The Great Fire of 1908 nearly wiped out Fernie, killing 10 people and destroying more than 1000 buildings in just 90 minutes.
The town was just 10-years-old when the blaze tore through the area on a hot and windy August day.
The people of Fernie were in mourning after a series of tragedies, including a cave in at a mine the previous day, which killed four men.
West of Fernie, a fire had been smouldering away and for 10 days, the town was shrouded in smoke. Around 10 a.m. on August 1, the wind picked up and the fire started to spread.
“As it consumes the Elk Lumber Company, the fire grows into what people described then as a tornado of flame,” said Fernie Museum executive director Ron Ulrich.
“Fernie is quickly surrounded on three sides by fire and the fire department cannot match this fire… Many people ran towards the river. The mayor and some other citizens organize an evacuation to the two train lines where by some stroke of fate, trains stood.”
Despite the huge losses, it was only a matter of days before residents began to rebuild in a display of “indomitable community spirit”, which lives on today.
Now, Fernie has a permanent reminder of the disaster that shaped the community, with a sculpture commemorating the Great Fire installed at The Arts Station.
More than 100 people gathered for the unveiling of “A Hardy Town” on Friday, June 1. Mayor Mary Giuliano said the turnout was “truly wonderful”.
“It shows how much people in Fernie appreciate art,” she said.
“The 1908 fire crushed the community… However, the resilient people of Fernie rebuilt from devastation to the beautiful community that we now can call home.
“We are so excited to showcase a sculpture that depicts a strong-willed and durable community.”
A Hardy Town was created by Fernie-based artist Michael Hepher and Cranbrook’s Paul Reimer.
The project was jointly funded by the City of Fernie and a grant from the B.C. Canada 150: Celebrating B.C. Communities and their Contributions to Canada Grant Program, which stipulated the artwork must commemorate a significant community story.

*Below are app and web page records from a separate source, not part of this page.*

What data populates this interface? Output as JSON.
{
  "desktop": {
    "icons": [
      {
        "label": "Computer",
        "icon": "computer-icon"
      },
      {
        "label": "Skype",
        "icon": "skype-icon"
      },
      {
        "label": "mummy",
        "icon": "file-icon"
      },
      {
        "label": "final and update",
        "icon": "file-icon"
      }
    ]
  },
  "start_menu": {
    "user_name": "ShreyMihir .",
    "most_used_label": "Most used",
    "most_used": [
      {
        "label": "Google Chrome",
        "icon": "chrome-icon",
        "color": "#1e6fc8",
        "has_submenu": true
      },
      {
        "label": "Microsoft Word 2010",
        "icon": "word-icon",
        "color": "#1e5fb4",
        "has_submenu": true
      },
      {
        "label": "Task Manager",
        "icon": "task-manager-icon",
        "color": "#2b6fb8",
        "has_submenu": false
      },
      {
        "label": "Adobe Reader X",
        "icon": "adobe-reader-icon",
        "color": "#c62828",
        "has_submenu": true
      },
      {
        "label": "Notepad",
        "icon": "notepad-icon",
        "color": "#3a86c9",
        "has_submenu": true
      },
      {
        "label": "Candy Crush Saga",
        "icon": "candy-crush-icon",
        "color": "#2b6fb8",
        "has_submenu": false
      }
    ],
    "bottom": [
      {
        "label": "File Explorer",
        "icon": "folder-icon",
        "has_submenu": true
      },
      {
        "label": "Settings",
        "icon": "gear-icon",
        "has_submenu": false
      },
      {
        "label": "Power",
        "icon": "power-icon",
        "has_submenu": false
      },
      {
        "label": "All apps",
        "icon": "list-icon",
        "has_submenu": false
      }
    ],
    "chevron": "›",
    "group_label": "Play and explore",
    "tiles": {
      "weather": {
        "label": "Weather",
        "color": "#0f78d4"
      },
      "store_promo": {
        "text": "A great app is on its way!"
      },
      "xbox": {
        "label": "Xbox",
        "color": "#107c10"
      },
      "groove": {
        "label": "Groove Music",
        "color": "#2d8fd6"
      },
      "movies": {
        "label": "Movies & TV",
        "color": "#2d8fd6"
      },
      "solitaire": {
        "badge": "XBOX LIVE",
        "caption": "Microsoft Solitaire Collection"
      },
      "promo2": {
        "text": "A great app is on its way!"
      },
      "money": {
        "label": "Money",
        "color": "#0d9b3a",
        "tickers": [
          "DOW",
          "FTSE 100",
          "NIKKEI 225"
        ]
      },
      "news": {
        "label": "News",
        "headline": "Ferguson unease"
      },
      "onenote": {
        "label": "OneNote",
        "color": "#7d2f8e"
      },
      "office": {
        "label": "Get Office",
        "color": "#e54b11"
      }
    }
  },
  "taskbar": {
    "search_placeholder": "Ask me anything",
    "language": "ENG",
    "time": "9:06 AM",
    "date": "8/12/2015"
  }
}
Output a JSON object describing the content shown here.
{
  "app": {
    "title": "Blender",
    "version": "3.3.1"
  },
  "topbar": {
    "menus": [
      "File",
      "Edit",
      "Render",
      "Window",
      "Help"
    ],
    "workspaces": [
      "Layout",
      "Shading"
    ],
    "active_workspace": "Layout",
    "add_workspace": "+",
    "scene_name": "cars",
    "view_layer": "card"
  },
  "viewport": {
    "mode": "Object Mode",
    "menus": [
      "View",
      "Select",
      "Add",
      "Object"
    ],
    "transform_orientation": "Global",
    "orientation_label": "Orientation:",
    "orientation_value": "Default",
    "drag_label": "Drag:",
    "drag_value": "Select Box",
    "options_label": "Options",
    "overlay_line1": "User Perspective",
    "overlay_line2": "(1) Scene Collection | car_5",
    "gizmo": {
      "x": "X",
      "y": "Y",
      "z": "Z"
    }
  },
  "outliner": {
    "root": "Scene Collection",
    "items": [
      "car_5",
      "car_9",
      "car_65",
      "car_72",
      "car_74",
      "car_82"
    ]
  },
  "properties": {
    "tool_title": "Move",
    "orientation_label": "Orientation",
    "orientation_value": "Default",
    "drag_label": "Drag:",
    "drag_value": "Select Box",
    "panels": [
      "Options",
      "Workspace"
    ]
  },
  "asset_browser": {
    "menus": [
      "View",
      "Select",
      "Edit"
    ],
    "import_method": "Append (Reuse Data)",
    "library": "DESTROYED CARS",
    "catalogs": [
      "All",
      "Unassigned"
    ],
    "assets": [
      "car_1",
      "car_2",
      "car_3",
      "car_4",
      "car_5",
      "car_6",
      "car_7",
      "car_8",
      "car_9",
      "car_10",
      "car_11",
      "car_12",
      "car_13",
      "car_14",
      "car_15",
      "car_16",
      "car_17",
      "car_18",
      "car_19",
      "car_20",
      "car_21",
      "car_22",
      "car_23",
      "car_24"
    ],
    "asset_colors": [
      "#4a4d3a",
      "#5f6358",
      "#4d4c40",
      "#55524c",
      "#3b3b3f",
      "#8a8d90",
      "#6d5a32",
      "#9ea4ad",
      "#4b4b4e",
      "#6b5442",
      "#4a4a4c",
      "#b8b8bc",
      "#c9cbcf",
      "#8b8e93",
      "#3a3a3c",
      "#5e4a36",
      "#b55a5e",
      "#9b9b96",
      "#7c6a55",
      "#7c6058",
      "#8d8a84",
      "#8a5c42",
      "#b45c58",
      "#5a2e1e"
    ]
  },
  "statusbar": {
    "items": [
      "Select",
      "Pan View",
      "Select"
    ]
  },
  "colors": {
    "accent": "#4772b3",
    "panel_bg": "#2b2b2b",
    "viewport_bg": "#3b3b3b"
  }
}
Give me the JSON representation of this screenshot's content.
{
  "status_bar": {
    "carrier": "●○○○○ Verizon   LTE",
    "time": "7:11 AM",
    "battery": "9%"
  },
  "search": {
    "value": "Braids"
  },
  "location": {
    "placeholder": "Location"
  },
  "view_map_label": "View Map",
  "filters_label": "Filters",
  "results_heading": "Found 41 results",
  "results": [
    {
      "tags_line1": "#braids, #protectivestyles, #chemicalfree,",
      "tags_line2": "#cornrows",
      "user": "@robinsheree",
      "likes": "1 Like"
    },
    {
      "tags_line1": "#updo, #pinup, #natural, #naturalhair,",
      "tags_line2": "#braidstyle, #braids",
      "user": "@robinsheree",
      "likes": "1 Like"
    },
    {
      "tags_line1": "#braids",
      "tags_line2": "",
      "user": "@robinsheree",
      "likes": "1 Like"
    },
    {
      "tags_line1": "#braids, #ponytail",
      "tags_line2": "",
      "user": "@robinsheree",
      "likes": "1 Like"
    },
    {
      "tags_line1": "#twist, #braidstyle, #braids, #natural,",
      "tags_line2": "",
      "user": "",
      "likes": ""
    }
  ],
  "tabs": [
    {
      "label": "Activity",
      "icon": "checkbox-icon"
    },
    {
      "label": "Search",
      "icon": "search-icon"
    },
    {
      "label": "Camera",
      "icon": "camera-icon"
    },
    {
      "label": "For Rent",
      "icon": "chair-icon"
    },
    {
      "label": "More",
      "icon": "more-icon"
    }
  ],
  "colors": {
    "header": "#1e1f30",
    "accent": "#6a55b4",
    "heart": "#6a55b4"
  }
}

While the theme came pre-packaged, Hepher said there was still plenty of room for artistic interpretation.
“We just started looking through historical material, trying to find visual and emotional images to draw from and I was really struck by the way the buildings kind of gained a new personality,” he said.
“The fire changed them and there were these haunting images of the brick facades with empty windows.”
The sculpture is mostly made of steel, with limestone blocks symbolizing the rebuilding process, and took hundreds of hours to complete.
Hepher, whose great-grandfather settled in the Kootenays in 1908, was thrilled to now have an artwork permanently installed in the town.
“I always think a history of a place affects the future of a place, so ultimately this sculpture is about those intersections, where something is asked of us and we rise to the occasion… Fernie has done that more than once,” he said.